“Welcome to New York. Now get out” & “New York. It Ain’t Kansas”
T-shirts have helped spread New York slogans.

"Welcome to New York. Now get out" appeared on T-shirts in the 1980s, a Time Out New York ad in the 1990s, and a Continental Airlines ad campaign (also in the 1990s).

One 1980s T-shirt showed a cartoon picture of a gun with the caption: "New York. It Ain't Kansas." It's probably not popular in New York 2006 -- Mayor Bloomberg's second inaugural address promised to get guns off the streets.

10 September 1989, New York Times, pg. 54:
T-Shirts' New Mood Is Sarcastic
By GEORGE DULLEA

Read any good T-shirts lately? How about bad T-shirts, hostile T-shirts, cynical T-shirts, T-shirts with chips on their shoulders? "Welcome to New York," says one. "Now go home."

Another shirt shows a cartoony snub-nosed revolver. "New York," it reads. "It Ain't Kansas."
(...)
"I had second thoughts about 'Die Yuppie,'" acknowledged Leslie Merims, an owner of a string of stores called Alada NY, "until I saw so many yuppies buying them." Other stores balked at carrying the "New York. It Ain't Kansas" gun shirt, a product of 90 degree Angle, a company in which her husband, Daniel, is a partner.

"But tourists love the gun shirt," Mrs. Merims said, "especially the Japanese. Somebody bought one and sent it to Kansas, where it was stolen. So crime is everywhere.
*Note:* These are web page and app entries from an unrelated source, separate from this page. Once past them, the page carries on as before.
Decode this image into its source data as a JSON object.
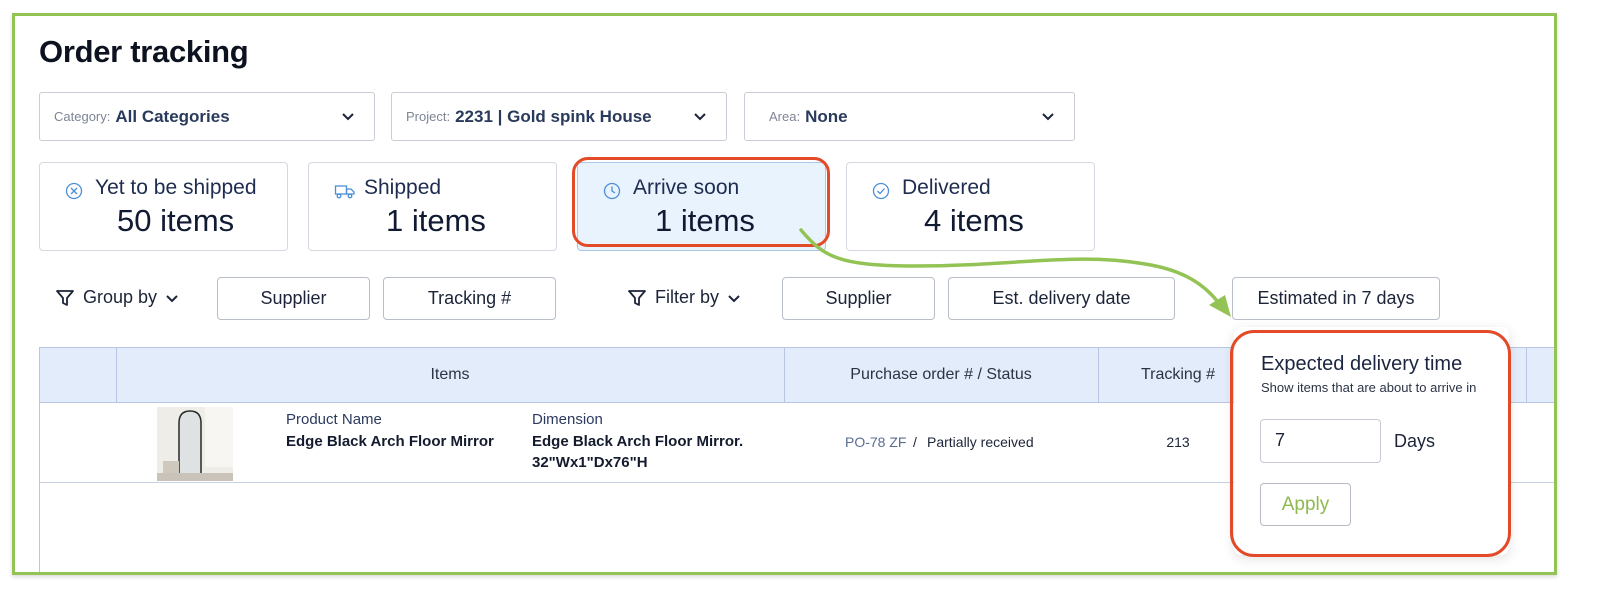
{
  "page": {
    "title": "Order tracking"
  },
  "filters": {
    "category": {
      "label": "Category:",
      "value": "All Categories"
    },
    "project": {
      "label": "Project:",
      "value": "2231 | Gold spink House"
    },
    "area": {
      "label": "Area:",
      "value": "None"
    }
  },
  "status_cards": [
    {
      "title": "Yet to be shipped",
      "count": "50 items",
      "icon": "x-circle-icon"
    },
    {
      "title": "Shipped",
      "count": "1 items",
      "icon": "truck-icon"
    },
    {
      "title": "Arrive soon",
      "count": "1 items",
      "icon": "clock-icon",
      "selected": true
    },
    {
      "title": "Delivered",
      "count": "4 items",
      "icon": "check-circle-icon"
    }
  ],
  "toolbar": {
    "group_by_label": "Group by",
    "group_by_options": [
      "Supplier",
      "Tracking #"
    ],
    "filter_by_label": "Filter by",
    "filter_by_options": [
      "Supplier",
      "Est. delivery date",
      "Estimated in 7 days"
    ]
  },
  "table": {
    "headers": {
      "items": "Items",
      "po_status": "Purchase order # / Status",
      "tracking": "Tracking #"
    },
    "rows": [
      {
        "product_name_label": "Product Name",
        "product_name": "Edge Black Arch Floor Mirror",
        "dimension_label": "Dimension",
        "dimension_line1": "Edge Black Arch Floor Mirror.",
        "dimension_line2": "32\"Wx1\"Dx76\"H",
        "po_number": "PO-78 ZF",
        "separator": "/",
        "status": "Partially received",
        "tracking": "213"
      }
    ]
  },
  "popover": {
    "title": "Expected delivery time",
    "subtitle": "Show items that are about to arrive in",
    "input_value": "7",
    "unit": "Days",
    "apply_label": "Apply"
  },
  "colors": {
    "frame": "#93c354",
    "highlight": "#e34a28",
    "arrow": "#93c354",
    "selected_card": "#e8f3fd",
    "header_bg": "#e3ecfb"
  }
}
Even the police buy gun shirts to wear off-duty."

28 September 1995, New York Times, pg. D7:
One poster, for instance, reads: "Welcome to New York. Now get out," while another boasts that Time Out New York lists "all the clubs you'll never get into in one magazine."

24 June 1997, New York Times, "Mayor Gets Newark Ads Out of His Face" by David W. Chen, pg. B7:
Yesterday, Continental blinked. Two of the offending ads will be changed: the aforementioned one, plus a radio spot featuring the recorded voice now heard in many New York taxis, saying: "If you're on the West Side of Manhattan and don't fly out of Newark, you gotta be a tourist. Welcome to New York. Now get out!"

Ned Walker, a Continental spokesman, said the "Now get out!" phrase was meant to imply "get out of the taxi" -- not say, "get outta town."

(Trademark)
Word Mark WELCOME TO NEW YORK. NOW GET OUT.
Goods and Services (ABANDONED) IC 041. US 100 101 107. G & S: COMPUTER SERVICES, NAMELY, PROVIDING ON-LINE MAGAZINES IN THE FIELDS OF FASHION, ENTERTAINMENT, DINING AND TRAVEL, AND FEATURING LISTINGS OF ART, SPORTS AND ENTERTAINMENT EXHIBITIONS
Mark Drawing Code (1) TYPED DRAWING
Design Search Code
Serial Number 76527147
Filing Date June 30, 2003
Current Filing Basis 1B
Original Filing Basis 1B
Published for Opposition March 23, 2004
Owner (APPLICANT) Time Out Magazine Limited CORPORATION UNITED KINGDOM Universal House 251 Tottenham Court Road London W1T 7AB ENGLAND
Assignment Recorded ASSIGNMENT RECORDED
Attorney of Record Jessica N. Cohen
Type of Mark SERVICE MARK
Register PRINCIPAL
Live/Dead Indicator DEAD
Abandonment Date June 16, 2005

Posted by Barry Popik
Nicknames/Slogans • (0) Comments • Thursday, January 26, 2006 • Permalink